By Gustavo Arellano
By R. Scott Moxley
By Alfonso Delgado
By Courtney Hamilton
By Joel Beers
By Peter Maguire
By Charles Lam
By Charles Lam
The hottest cell phone du jour is also the smallest: the slider, which you may remember in concept from its pop-culture debut in 1999's The Matrix. Comprising two sliding halves, the top with the earpiece, the bottom with the keypad—making the phone smaller than any of its non-sliding brethren—the slider is the latest testament to technology's might.
If you buy one, it's also proof you're a big tool. I already did. But so did a friend of mine from high school who works in construction, and his ingenuity in actually making this thing live up to its potential more than cancels out my mere trendiness. Talking to him now is like having a conversation with the guy who created Myst—fun for him, indecipherable for me.
We both own the Siemens SL56, one of many phones that come with key features locked—or blanked—out, much like when you buy a car without a clock, a radio or a cigarette lighter. Service providers such as Cingular are worried about privacy issues that come with a camera phone not much bigger than a Krugerrand. They don't want you to run around pirating stuff by taking photographs on the sly, and they especially don't want you trading their own custom-made ringtones that sound remarkably like 50 Cent's "In Da Club."
So you have to pay an extra monthly fee if you want the SL56 to become the Swiss Army knife of telephones—a phone capable of supporting a camera, surfing the Internet and downloading data from your computer with an infrared beam. But even after that, you still can't trade ringtones or send photos directly to your computer. You have to send them through Big Brother: Cingular.
This is where people like my friend come in. Incensed at being held hostage by a cellular provider, they're part of a cottage industry of cell phone hackers, similar to the folks who have made stealing cable TV almost as easy as paying for it. They're the Kevin Mitnicks of their time, with at least one key exception: despite thriving trade on eBay and in other online bulletin boards, electronic help desks and chat rooms, no one's been spectacularly arrested. And they appear to have slightly more success with the ladies.
So far, my friend has figured out how to change his phone screen from the standard clock face to a custom picture: in his case, his car, a '52 Hudson Hornet. He's written up his entire address book (an adaptation, I suspect, of Richard Nixon's enemies list) on the computer, then, using infrared, downloaded it to his telephone through a tiny window in the side. But he still can't upload anything—text or pictures. And all this monkeying around has made his reception worse than the phone I made out of two dog-food cans and a long wire when I was a kid.
This'll all change once he gets that new software from Europe or China, he vowed recently. And pictures?
"Once I get the right data cable, I'll be set," he promised. I'm waiting.
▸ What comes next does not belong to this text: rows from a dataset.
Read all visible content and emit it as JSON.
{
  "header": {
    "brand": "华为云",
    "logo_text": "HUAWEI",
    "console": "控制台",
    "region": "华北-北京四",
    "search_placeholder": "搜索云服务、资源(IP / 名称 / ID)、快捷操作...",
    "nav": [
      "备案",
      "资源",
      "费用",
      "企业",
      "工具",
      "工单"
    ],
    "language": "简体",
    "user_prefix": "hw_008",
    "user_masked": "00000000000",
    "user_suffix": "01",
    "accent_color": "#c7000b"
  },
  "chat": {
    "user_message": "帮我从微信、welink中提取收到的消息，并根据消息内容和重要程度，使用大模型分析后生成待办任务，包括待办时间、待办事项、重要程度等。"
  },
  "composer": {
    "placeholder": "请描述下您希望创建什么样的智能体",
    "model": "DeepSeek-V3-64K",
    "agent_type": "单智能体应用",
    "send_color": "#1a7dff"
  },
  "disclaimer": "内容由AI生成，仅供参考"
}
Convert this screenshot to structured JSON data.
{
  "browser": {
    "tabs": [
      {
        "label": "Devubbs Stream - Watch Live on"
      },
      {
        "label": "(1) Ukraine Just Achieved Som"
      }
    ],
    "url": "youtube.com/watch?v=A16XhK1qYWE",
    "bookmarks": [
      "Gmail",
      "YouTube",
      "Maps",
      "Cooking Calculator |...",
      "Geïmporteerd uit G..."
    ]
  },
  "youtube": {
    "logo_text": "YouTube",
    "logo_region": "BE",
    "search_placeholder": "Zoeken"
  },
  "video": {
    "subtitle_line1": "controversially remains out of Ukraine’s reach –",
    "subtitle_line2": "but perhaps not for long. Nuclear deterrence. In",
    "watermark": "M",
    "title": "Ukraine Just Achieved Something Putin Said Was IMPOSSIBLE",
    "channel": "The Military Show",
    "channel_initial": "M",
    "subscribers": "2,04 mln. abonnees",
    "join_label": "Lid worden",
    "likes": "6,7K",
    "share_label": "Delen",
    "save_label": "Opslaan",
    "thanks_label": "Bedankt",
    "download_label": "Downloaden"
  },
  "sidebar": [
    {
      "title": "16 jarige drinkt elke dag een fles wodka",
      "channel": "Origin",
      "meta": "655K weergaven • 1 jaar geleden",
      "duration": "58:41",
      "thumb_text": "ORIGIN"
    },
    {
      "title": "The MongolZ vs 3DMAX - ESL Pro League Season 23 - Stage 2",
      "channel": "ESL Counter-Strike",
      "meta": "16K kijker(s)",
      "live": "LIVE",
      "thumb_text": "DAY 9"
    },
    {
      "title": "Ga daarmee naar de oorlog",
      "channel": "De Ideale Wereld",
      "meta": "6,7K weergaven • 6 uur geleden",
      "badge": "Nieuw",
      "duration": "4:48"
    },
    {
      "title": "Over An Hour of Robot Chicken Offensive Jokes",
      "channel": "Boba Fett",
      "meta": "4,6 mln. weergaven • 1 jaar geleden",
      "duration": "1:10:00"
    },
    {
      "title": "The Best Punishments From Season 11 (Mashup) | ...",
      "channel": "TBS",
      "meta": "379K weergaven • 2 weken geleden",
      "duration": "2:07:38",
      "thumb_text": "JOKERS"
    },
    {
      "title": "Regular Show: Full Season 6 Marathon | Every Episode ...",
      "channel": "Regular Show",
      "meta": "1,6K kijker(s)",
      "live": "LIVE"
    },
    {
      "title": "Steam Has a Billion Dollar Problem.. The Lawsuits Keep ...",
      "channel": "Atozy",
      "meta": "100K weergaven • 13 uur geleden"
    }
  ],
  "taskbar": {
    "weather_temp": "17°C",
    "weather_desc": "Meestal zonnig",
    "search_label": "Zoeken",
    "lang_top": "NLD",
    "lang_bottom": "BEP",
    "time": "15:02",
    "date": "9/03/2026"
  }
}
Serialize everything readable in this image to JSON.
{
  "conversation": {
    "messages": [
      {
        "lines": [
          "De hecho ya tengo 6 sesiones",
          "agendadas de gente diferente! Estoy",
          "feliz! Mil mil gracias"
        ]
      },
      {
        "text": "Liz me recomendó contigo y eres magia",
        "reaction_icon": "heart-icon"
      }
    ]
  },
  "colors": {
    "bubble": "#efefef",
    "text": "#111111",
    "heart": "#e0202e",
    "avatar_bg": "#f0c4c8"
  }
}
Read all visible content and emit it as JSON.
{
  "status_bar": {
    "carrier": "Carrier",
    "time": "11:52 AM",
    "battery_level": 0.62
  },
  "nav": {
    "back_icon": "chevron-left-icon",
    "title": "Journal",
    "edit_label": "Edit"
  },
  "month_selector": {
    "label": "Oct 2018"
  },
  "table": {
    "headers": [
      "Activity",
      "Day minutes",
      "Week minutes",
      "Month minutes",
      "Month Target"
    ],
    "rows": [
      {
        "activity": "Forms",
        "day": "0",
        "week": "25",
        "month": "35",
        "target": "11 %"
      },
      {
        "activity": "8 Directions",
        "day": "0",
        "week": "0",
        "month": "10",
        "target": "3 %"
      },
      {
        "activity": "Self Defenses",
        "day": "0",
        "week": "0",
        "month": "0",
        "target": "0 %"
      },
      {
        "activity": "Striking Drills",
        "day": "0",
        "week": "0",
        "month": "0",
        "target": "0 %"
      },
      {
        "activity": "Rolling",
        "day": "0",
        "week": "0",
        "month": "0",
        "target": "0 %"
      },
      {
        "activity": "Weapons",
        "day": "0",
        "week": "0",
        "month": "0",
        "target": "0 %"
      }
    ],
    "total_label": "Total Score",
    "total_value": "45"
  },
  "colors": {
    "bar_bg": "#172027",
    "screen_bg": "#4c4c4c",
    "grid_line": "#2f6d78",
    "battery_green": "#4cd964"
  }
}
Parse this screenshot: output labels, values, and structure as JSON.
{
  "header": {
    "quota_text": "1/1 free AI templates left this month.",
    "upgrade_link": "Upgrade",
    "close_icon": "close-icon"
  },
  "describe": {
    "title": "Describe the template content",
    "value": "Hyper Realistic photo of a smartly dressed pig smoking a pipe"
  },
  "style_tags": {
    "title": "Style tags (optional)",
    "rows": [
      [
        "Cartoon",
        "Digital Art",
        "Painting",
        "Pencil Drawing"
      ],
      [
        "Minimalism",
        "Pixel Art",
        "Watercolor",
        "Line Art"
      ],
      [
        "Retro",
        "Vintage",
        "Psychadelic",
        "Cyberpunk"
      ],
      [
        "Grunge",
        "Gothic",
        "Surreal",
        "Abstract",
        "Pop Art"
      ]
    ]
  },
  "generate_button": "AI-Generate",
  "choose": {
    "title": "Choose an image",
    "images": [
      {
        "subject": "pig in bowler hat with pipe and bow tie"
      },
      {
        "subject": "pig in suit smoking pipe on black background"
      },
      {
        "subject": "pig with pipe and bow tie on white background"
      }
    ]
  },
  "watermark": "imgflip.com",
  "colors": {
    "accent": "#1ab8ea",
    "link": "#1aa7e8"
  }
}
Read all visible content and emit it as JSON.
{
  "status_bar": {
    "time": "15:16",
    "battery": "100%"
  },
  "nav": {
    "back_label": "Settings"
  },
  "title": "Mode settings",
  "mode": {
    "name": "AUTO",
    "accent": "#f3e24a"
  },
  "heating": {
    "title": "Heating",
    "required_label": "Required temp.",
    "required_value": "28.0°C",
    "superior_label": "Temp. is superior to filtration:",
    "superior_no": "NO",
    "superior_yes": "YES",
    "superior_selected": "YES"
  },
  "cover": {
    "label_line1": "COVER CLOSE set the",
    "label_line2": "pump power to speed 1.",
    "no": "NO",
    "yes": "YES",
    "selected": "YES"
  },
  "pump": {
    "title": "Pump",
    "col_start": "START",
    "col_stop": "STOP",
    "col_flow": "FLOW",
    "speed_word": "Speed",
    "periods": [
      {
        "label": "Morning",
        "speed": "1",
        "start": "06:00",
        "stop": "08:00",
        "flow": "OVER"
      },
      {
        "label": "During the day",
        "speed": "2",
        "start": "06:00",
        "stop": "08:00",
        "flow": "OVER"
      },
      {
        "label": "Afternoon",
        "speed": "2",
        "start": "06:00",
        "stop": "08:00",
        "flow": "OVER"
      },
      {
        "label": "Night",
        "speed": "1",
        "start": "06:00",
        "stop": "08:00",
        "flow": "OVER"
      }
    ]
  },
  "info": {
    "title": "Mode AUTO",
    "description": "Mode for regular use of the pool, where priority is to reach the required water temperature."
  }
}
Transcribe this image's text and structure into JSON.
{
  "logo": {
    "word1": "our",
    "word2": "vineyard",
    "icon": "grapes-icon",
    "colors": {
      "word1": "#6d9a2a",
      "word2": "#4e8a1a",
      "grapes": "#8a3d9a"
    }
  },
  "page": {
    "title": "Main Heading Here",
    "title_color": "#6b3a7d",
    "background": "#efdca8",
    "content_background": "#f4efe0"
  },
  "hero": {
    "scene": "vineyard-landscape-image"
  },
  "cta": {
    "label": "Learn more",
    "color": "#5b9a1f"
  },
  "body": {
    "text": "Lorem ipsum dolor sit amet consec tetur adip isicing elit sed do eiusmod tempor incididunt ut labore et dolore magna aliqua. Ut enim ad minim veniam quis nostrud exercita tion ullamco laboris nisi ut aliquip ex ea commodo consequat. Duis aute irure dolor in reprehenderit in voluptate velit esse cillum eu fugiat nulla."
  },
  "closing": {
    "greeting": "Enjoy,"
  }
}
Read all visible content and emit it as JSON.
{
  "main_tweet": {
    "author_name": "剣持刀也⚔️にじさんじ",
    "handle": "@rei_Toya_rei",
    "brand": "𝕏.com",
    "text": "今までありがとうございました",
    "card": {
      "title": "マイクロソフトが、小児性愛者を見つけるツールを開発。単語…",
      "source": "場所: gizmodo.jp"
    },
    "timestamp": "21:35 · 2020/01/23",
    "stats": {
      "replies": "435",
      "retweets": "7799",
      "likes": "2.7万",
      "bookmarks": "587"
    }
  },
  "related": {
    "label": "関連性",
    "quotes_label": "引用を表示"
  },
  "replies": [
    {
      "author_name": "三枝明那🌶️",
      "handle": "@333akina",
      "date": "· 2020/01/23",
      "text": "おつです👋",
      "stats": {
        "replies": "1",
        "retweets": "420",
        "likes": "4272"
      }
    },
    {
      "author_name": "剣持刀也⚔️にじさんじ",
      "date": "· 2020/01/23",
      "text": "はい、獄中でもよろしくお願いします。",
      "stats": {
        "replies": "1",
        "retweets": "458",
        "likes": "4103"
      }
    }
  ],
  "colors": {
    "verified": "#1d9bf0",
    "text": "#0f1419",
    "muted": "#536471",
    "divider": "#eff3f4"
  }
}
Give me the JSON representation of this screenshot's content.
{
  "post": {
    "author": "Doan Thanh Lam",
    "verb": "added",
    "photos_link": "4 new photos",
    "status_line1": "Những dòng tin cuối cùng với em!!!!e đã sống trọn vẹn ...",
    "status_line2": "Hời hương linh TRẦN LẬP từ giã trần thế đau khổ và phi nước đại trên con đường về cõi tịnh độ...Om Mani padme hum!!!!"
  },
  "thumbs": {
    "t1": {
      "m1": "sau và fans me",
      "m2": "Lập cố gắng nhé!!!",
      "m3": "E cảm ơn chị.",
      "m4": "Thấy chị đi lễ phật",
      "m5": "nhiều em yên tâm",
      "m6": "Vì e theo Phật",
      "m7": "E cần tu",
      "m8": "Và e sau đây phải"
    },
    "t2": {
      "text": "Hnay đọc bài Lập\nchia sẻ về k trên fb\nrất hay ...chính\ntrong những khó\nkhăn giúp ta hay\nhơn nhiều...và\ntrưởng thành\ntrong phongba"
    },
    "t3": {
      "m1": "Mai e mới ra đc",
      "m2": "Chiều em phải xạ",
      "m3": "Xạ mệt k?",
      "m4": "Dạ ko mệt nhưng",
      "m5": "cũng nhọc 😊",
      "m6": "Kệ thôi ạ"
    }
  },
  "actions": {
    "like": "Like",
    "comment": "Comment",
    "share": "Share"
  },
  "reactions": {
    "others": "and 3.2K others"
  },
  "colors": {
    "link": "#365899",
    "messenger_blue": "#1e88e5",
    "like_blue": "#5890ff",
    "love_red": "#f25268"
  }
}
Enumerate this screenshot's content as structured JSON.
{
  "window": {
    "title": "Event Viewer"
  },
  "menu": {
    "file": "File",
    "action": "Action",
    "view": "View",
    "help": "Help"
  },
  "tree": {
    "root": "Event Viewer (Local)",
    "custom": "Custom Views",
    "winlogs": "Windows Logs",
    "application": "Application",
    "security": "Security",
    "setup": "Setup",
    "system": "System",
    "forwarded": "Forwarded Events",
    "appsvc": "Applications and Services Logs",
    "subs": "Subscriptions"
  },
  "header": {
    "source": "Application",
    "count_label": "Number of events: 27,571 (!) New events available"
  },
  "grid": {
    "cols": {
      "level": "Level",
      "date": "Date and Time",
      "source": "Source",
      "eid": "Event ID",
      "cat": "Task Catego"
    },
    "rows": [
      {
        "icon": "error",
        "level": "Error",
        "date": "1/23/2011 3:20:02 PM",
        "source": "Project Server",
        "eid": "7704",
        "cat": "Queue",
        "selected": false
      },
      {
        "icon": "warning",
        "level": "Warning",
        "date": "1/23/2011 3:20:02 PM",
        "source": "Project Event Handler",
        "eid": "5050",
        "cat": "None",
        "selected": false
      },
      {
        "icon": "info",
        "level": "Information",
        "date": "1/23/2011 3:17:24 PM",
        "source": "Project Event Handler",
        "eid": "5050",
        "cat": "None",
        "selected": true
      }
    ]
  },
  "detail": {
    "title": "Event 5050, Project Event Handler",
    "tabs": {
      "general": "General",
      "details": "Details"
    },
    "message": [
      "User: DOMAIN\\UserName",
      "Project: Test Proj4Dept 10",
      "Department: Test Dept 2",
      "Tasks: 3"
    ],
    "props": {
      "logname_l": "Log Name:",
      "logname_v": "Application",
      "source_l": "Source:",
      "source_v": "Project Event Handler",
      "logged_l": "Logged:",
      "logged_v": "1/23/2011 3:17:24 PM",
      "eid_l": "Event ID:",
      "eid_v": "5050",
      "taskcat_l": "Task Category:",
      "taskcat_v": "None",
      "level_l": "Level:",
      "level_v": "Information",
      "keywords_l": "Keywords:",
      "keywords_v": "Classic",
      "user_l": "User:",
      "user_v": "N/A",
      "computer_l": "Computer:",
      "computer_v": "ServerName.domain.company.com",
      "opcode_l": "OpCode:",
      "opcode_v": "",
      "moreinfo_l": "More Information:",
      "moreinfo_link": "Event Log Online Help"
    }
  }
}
His is a time-consuming task. Me, I bought the SL56 because I wanted a cell phone that would fit in my pants—and, sure, maybe because somewhere in there it has the dormant power to hack into the Pentagon's mainframe. I salute those with enough gumption to unlock my phone. In an age when phones, cars, even houses are made of plastic, they're showing that some people still know how to stick it to the Man. That's the American way, even if it takes all your time.